The ‘Benches’ was one of the most risky performances done by the performers of India Hong De. The lion had to climb up the benches to get his food. The benches actually signify the tall mountains of China. Showcasing extreme levels of coordination of movement, the dancers did a stellar job.
The ‘Benches’ was one of the most risky performances done by the performers of India Hong De. The lion had to climb up the benches to get his food. The benches actually signify the tall mountains of China. Showcasing extreme levels of coordination of movement, the dancers did a stellar job. Rajkumar Mondal
There was even a martial arts performance. The men performed with nunchaku and the audience was left awestruck.
There was even a martial arts performance. The men performed with nunchaku and the audience was left awestruck. Rajkumar Mondal
The Northern Lion Dance saw a male and a female lion having a playful time with their master.
The Northern Lion Dance saw a male and a female lion having a playful time with their master. Rajkumar Mondal

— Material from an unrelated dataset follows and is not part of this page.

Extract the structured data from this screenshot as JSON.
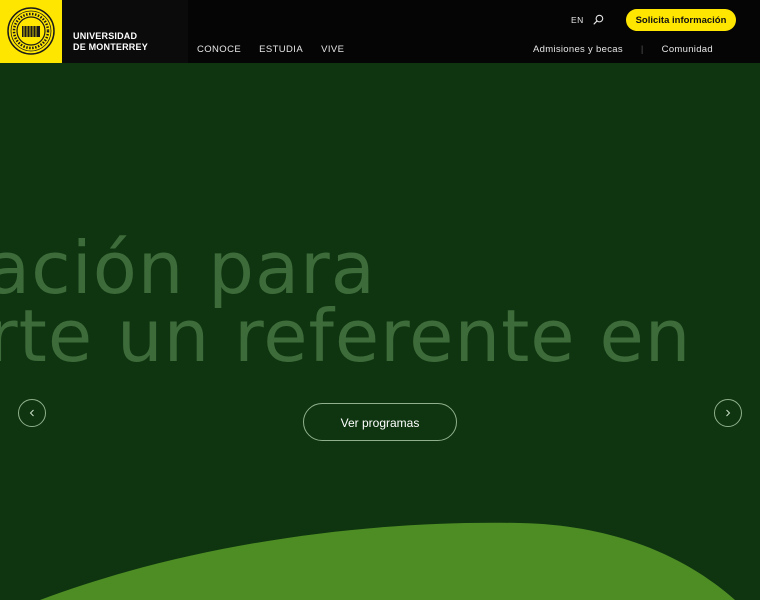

Sylvia Das and Kartikey Shukla, the two senior tai chi trainers, put up a performance. “We are glad to be part of DI Chinese new year celebrations second year in a row. We are India’s first and only senior trainers from our institute, which is in Sydney. I believe tai chi can be a great intervention for common lifestyle-related diseases, stress and overall mental health,” said Sylvia.
Sylvia Das and Kartikey Shukla, the two senior tai chi trainers, put up a performance. “We are glad to be part of DI Chinese new year celebrations second year in a row. We are India’s first and only senior trainers from our institute, which is in Sydney. I believe tai chi can be a great intervention for common lifestyle-related diseases, stress and overall mental health,” said Sylvia. Rajkumar Mondal
This mother-son duo posed for t2 near the photo booth. “My son Abhimanyu had the most fun time. He particularly enjoyed the lion dance very much. We loved the food as well,” said Beena Kumar, a self-employed woman.
This mother-son duo posed for t2 near the photo booth. “My son Abhimanyu had the most fun time. He particularly enjoyed the lion dance very much. We loved the food as well,” said Beena Kumar, a self-employed woman. Rajkumar Mondal